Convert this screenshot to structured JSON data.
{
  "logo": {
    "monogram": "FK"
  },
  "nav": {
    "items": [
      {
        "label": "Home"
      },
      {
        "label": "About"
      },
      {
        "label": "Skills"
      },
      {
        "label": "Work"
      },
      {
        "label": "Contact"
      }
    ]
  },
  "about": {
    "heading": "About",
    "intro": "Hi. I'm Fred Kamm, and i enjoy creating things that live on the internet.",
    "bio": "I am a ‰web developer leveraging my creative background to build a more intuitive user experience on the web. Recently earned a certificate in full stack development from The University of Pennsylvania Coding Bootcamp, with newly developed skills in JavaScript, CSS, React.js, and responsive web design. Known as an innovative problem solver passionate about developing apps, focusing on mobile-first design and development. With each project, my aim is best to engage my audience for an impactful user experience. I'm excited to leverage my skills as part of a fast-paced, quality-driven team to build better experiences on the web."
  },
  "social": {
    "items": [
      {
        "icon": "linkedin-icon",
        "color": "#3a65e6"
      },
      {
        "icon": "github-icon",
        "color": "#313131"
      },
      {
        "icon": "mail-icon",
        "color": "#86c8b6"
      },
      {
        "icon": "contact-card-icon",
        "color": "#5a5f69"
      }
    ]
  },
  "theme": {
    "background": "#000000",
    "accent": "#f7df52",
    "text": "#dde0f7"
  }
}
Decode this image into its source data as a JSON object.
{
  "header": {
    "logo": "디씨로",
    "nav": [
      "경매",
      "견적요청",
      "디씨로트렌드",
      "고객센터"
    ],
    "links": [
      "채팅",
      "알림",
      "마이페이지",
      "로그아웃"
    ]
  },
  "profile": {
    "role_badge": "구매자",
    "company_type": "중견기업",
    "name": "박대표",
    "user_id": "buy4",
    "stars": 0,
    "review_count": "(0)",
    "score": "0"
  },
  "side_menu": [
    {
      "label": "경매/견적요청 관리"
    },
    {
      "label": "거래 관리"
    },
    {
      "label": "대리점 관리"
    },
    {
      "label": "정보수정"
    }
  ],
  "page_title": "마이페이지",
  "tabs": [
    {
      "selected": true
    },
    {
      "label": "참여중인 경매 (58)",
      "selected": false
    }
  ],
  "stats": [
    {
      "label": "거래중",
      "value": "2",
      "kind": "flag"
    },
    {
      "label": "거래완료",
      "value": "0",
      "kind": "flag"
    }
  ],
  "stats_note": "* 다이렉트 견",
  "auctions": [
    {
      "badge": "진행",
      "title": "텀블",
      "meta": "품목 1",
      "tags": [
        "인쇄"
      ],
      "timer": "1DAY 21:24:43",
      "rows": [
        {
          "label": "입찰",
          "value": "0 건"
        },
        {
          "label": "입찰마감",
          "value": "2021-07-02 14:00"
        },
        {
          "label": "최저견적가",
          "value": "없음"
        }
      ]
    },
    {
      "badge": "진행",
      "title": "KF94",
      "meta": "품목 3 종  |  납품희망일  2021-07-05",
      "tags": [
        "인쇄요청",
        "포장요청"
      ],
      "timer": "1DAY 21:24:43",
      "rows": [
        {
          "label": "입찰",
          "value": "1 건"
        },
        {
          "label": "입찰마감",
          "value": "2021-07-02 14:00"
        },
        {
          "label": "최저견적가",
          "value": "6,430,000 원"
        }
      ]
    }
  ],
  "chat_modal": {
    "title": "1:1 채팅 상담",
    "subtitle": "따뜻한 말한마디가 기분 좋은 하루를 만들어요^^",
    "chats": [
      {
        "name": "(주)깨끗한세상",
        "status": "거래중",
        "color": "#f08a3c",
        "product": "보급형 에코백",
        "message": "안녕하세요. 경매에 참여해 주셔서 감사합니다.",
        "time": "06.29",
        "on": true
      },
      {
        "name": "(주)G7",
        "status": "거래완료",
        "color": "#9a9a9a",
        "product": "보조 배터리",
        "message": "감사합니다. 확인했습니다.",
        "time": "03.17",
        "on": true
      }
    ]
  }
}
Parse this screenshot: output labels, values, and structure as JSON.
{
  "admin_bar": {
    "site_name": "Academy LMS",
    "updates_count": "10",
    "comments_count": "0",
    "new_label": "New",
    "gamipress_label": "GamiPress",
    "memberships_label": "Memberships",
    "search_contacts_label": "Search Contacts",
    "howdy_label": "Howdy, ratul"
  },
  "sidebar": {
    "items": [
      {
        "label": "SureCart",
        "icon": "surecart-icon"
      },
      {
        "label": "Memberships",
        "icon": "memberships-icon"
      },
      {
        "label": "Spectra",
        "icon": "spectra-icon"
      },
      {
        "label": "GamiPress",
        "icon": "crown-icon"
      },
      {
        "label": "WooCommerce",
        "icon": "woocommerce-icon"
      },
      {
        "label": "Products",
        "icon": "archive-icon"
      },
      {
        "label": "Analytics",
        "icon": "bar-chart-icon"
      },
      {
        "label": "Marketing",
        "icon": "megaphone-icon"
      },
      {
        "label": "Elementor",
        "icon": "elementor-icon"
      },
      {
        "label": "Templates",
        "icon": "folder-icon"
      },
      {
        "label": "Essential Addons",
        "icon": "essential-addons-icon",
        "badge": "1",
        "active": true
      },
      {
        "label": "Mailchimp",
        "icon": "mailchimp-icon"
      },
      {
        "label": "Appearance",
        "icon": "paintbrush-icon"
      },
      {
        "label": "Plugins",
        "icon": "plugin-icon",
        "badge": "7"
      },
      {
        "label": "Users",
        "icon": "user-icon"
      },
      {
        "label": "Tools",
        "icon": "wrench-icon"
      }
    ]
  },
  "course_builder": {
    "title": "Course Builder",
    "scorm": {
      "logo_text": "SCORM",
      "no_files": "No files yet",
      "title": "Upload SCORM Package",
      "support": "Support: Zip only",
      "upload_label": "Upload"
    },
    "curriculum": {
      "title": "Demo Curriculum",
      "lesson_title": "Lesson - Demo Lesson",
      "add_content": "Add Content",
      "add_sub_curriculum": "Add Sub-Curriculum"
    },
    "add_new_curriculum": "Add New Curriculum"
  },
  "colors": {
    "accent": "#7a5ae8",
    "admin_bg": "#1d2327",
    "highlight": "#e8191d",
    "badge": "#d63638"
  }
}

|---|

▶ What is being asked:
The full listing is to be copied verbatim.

▶ Response to the task:
Convert this screenshot to structured JSON data.
{
  "logo": {
    "monogram": "FK"
  },
  "nav": {
    "items": [
      {
        "label": "Home"
      },
      {
        "label": "About"
      },
      {
        "label": "Skills"
      },
      {
        "label": "Work"
      },
      {
        "label": "Contact"
      }
    ]
  },
  "about": {
    "heading": "About",
    "intro": "Hi. I'm Fred Kamm, and i enjoy creating things that live on the internet.",
    "bio": "I am a ‰web developer leveraging my creative background to build a more intuitive user experience on the web. Recently earned a certificate in full stack development from The University of Pennsylvania Coding Bootcamp, with newly developed skills in JavaScript, CSS, React.js, and responsive web design. Known as an innovative problem solver passionate about developing apps, focusing on mobile-first design and development. With each project, my aim is best to engage my audience for an impactful user experience. I'm excited to leverage my skills as part of a fast-paced, quality-driven team to build better experiences on the web."
  },
  "social": {
    "items": [
      {
        "icon": "linkedin-icon",
        "color": "#3a65e6"
      },
      {
        "icon": "github-icon",
        "color": "#313131"
      },
      {
        "icon": "mail-icon",
        "color": "#86c8b6"
      },
      {
        "icon": "contact-card-icon",
        "color": "#5a5f69"
      }
    ]
  },
  "theme": {
    "background": "#000000",
    "accent": "#f7df52",
    "text": "#dde0f7"
  }
}
Decode this image into its source data as a JSON object.
{
  "header": {
    "logo": "디씨로",
    "nav": [
      "경매",
      "견적요청",
      "디씨로트렌드",
      "고객센터"
    ],
    "links": [
      "채팅",
      "알림",
      "마이페이지",
      "로그아웃"
    ]
  },
  "profile": {
    "role_badge": "구매자",
    "company_type": "중견기업",
    "name": "박대표",
    "user_id": "buy4",
    "stars": 0,
    "review_count": "(0)",
    "score": "0"
  },
  "side_menu": [
    {
      "label": "경매/견적요청 관리"
    },
    {
      "label": "거래 관리"
    },
    {
      "label": "대리점 관리"
    },
    {
      "label": "정보수정"
    }
  ],
  "page_title": "마이페이지",
  "tabs": [
    {
      "selected": true
    },
    {
      "label": "참여중인 경매 (58)",
      "selected": false
    }
  ],
  "stats": [
    {
      "label": "거래중",
      "value": "2",
      "kind": "flag"
    },
    {
      "label": "거래완료",
      "value": "0",
      "kind": "flag"
    }
  ],
  "stats_note": "* 다이렉트 견",
  "auctions": [
    {
      "badge": "진행",
      "title": "텀블",
      "meta": "품목 1",
      "tags": [
        "인쇄"
      ],
      "timer": "1DAY 21:24:43",
      "rows": [
        {
          "label": "입찰",
          "value": "0 건"
        },
        {
          "label": "입찰마감",
          "value": "2021-07-02 14:00"
        },
        {
          "label": "최저견적가",
          "value": "없음"
        }
      ]
    },
    {
      "badge": "진행",
      "title": "KF94",
      "meta": "품목 3 종  |  납품희망일  2021-07-05",
      "tags": [
        "인쇄요청",
        "포장요청"
      ],
      "timer": "1DAY 21:24:43",
      "rows": [
        {
          "label": "입찰",
          "value": "1 건"
        },
        {
          "label": "입찰마감",
          "value": "2021-07-02 14:00"
        },
        {
          "label": "최저견적가",
          "value": "6,430,000 원"
        }
      ]
    }
  ],
  "chat_modal": {
    "title": "1:1 채팅 상담",
    "subtitle": "따뜻한 말한마디가 기분 좋은 하루를 만들어요^^",
    "chats": [
      {
        "name": "(주)깨끗한세상",
        "status": "거래중",
        "color": "#f08a3c",
        "product": "보급형 에코백",
        "message": "안녕하세요. 경매에 참여해 주셔서 감사합니다.",
        "time": "06.29",
        "on": true
      },
      {
        "name": "(주)G7",
        "status": "거래완료",
        "color": "#9a9a9a",
        "product": "보조 배터리",
        "message": "감사합니다. 확인했습니다.",
        "time": "03.17",
        "on": true
      }
    ]
  }
}
Parse this screenshot: output labels, values, and structure as JSON.
{
  "admin_bar": {
    "site_name": "Academy LMS",
    "updates_count": "10",
    "comments_count": "0",
    "new_label": "New",
    "gamipress_label": "GamiPress",
    "memberships_label": "Memberships",
    "search_contacts_label": "Search Contacts",
    "howdy_label": "Howdy, ratul"
  },
  "sidebar": {
    "items": [
      {
        "label": "SureCart",
        "icon": "surecart-icon"
      },
      {
        "label": "Memberships",
        "icon": "memberships-icon"
      },
      {
        "label": "Spectra",
        "icon": "spectra-icon"
      },
      {
        "label": "GamiPress",
        "icon": "crown-icon"
      },
      {
        "label": "WooCommerce",
        "icon": "woocommerce-icon"
      },
      {
        "label": "Products",
        "icon": "archive-icon"
      },
      {
        "label": "Analytics",
        "icon": "bar-chart-icon"
      },
      {
        "label": "Marketing",
        "icon": "megaphone-icon"
      },
      {
        "label": "Elementor",
        "icon": "elementor-icon"
      },
      {
        "label": "Templates",
        "icon": "folder-icon"
      },
      {
        "label": "Essential Addons",
        "icon": "essential-addons-icon",
        "badge": "1",
        "active": true
      },
      {
        "label": "Mailchimp",
        "icon": "mailchimp-icon"
      },
      {
        "label": "Appearance",
        "icon": "paintbrush-icon"
      },
      {
        "label": "Plugins",
        "icon": "plugin-icon",
        "badge": "7"
      },
      {
        "label": "Users",
        "icon": "user-icon"
      },
      {
        "label": "Tools",
        "icon": "wrench-icon"
      }
    ]
  },
  "course_builder": {
    "title": "Course Builder",
    "scorm": {
      "logo_text": "SCORM",
      "no_files": "No files yet",
      "title": "Upload SCORM Package",
      "support": "Support: Zip only",
      "upload_label": "Upload"
    },
    "curriculum": {
      "title": "Demo Curriculum",
      "lesson_title": "Lesson - Demo Lesson",
      "add_content": "Add Content",
      "add_sub_curriculum": "Add Sub-Curriculum"
    },
    "add_new_curriculum": "Add New Curriculum"
  },
  "colors": {
    "accent": "#7a5ae8",
    "admin_bg": "#1d2327",
    "highlight": "#e8191d",
    "badge": "#d63638"
  }
}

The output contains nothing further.